Only after taking a holistic approach can the processes with the greatest impacts be identified and measures prioritised, thereby leading to the greatest reductions. In addition, it avoids unknowingly transferring impacts from one stage of the life cycle to another. Even though the organisation does not have direct control or influence over all relevant environmental aspects, it is able to bear a positive influence on the activities connected to its suppliers and service providers. For instance, a life cycle perspective might point towards the significant environmental impacts of a certain good or service occurring during the use phase or disposal. Based on this insight it can identify the most effective solutions, whether these be changes in procurement, product design or better preparation and provision of information regarding the use and disposal for end users.
Minimising risks and seizing opportunities in the spirit of continuous improvement
Environmental considerations play an important role in consumers’ purchasing decisions. They also help companies keep their expenditure and overall resource consumption under control. The new ISO 14001:2015 standard recognises the value gained in identifying one’s environmental aspects as a means of taking advantage of potential opportunities as well as preparing for future threats. The norm requirement aims to identify positive and negative environmental affects (i.e. one’s opportunities and threats) at an early stage, and providing they can be controlled or influenced, that the necessary measures be taken. Aside from reducing risks, the aim is to go beyond solving environmental problems and to assess possible future opportunities. This requirement supports the continuous improvement of an organisation by strengthening its resilience against threats.
The life cycle perspective supports the overriding need to communicate one’s environment-related demands to suppliers and service providers, and if desired, to the end users, in order to have an influence that spans across the value chain.
Implementation and outputs
Drawing on its experience in introducing management systems for its clients and in life cycle analyses, Neosys has developed effective methods and tools to help companies apply the life cycle perspective. By looking at processes performed on-site, as well as those occurring upstream and downstream, the relevant environmental impacts can be identified and presented in the form of a matrix (see figure 1). The matrix provides a succinct overview of the relevant resource consumptions, emissions and risks. The evaluation can be based on data supplied by our clients, or where such data is not available, estimated values based on industry averages. In order to provide a meaningful comparison, the semi-quantitative results are classified into high to low impact categories. The degree of impacts are determined by the type of materials and resources used, the amount of it and the environmental impacts associated with it (measured in environmental impact points).
Although, great detail produces precise results, it is unnecessary to get lost in too much detail, as the effort put in may become disproportionate to the purpose of the exercise. The standard ISO 14001:2015 explicitly mentions that no formal life cycle analysis is required, but merely a careful consideration of the product life cycle. After all, the primary purpose of the exercise is to identify priorities.
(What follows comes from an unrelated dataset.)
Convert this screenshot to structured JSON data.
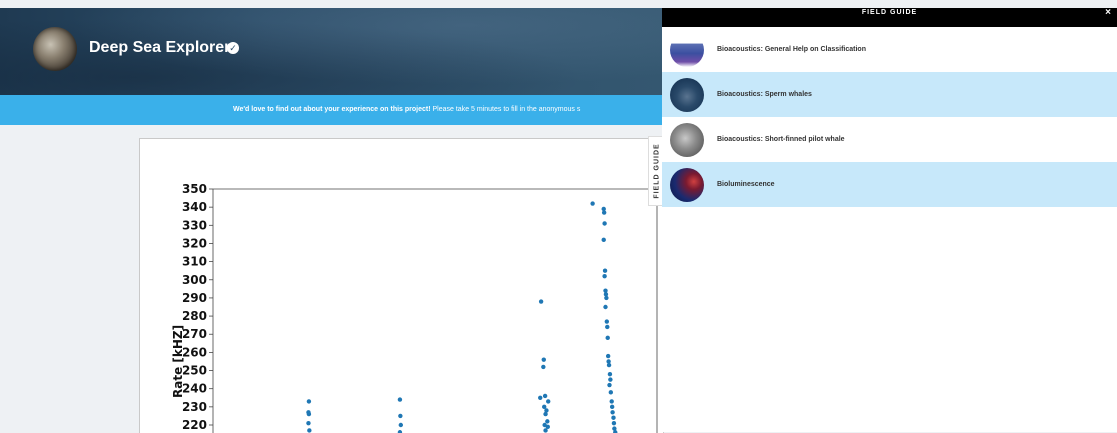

Figure 2 shows an example for depicting the opportunities and risk associated with different life cycle stages. They are plotted against the estimated degree to which an influence can be had on the outcome. The resulting graph is often used as an aid for planning improvement measures.
Guest blog written by Antoinette Krügel and Mathias Breimesser, Neosys AG
ISO 14001:2015 Standard